**Instructions for the task:** Once you have read the records below, restate them word for word.

------------------------------------------------

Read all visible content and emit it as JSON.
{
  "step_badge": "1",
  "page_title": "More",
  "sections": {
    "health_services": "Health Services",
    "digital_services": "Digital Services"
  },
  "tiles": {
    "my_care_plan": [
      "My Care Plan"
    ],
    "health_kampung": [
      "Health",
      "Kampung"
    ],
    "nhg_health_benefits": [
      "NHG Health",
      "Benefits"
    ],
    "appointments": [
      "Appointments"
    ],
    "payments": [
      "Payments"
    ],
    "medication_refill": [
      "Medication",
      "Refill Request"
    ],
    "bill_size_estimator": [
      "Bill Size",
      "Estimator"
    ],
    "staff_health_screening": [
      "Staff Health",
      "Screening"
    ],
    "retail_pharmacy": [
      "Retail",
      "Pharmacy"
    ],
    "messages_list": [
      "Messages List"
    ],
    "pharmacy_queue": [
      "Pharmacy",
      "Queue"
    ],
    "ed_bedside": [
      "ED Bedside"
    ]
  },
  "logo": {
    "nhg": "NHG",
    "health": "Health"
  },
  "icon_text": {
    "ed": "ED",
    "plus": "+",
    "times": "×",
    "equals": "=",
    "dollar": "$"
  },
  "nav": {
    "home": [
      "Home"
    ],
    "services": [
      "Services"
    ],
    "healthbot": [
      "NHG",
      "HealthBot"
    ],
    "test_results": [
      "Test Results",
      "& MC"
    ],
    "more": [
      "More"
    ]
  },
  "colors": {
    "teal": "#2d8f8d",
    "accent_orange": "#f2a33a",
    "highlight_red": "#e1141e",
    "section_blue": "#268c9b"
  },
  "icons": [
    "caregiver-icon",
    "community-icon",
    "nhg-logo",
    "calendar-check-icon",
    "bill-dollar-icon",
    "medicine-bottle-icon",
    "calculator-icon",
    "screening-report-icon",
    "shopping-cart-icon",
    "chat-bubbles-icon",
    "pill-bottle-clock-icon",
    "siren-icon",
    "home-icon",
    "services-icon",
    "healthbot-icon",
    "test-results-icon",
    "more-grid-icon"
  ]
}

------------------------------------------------

**Finished task:**
Read all visible content and emit it as JSON.
{
  "step_badge": "1",
  "page_title": "More",
  "sections": {
    "health_services": "Health Services",
    "digital_services": "Digital Services"
  },
  "tiles": {
    "my_care_plan": [
      "My Care Plan"
    ],
    "health_kampung": [
      "Health",
      "Kampung"
    ],
    "nhg_health_benefits": [
      "NHG Health",
      "Benefits"
    ],
    "appointments": [
      "Appointments"
    ],
    "payments": [
      "Payments"
    ],
    "medication_refill": [
      "Medication",
      "Refill Request"
    ],
    "bill_size_estimator": [
      "Bill Size",
      "Estimator"
    ],
    "staff_health_screening": [
      "Staff Health",
      "Screening"
    ],
    "retail_pharmacy": [
      "Retail",
      "Pharmacy"
    ],
    "messages_list": [
      "Messages List"
    ],
    "pharmacy_queue": [
      "Pharmacy",
      "Queue"
    ],
    "ed_bedside": [
      "ED Bedside"
    ]
  },
  "logo": {
    "nhg": "NHG",
    "health": "Health"
  },
  "icon_text": {
    "ed": "ED",
    "plus": "+",
    "times": "×",
    "equals": "=",
    "dollar": "$"
  },
  "nav": {
    "home": [
      "Home"
    ],
    "services": [
      "Services"
    ],
    "healthbot": [
      "NHG",
      "HealthBot"
    ],
    "test_results": [
      "Test Results",
      "& MC"
    ],
    "more": [
      "More"
    ]
  },
  "colors": {
    "teal": "#2d8f8d",
    "accent_orange": "#f2a33a",
    "highlight_red": "#e1141e",
    "section_blue": "#268c9b"
  },
  "icons": [
    "caregiver-icon",
    "community-icon",
    "nhg-logo",
    "calendar-check-icon",
    "bill-dollar-icon",
    "medicine-bottle-icon",
    "calculator-icon",
    "screening-report-icon",
    "shopping-cart-icon",
    "chat-bubbles-icon",
    "pill-bottle-clock-icon",
    "siren-icon",
    "home-icon",
    "services-icon",
    "healthbot-icon",
    "test-results-icon",
    "more-grid-icon"
  ]
}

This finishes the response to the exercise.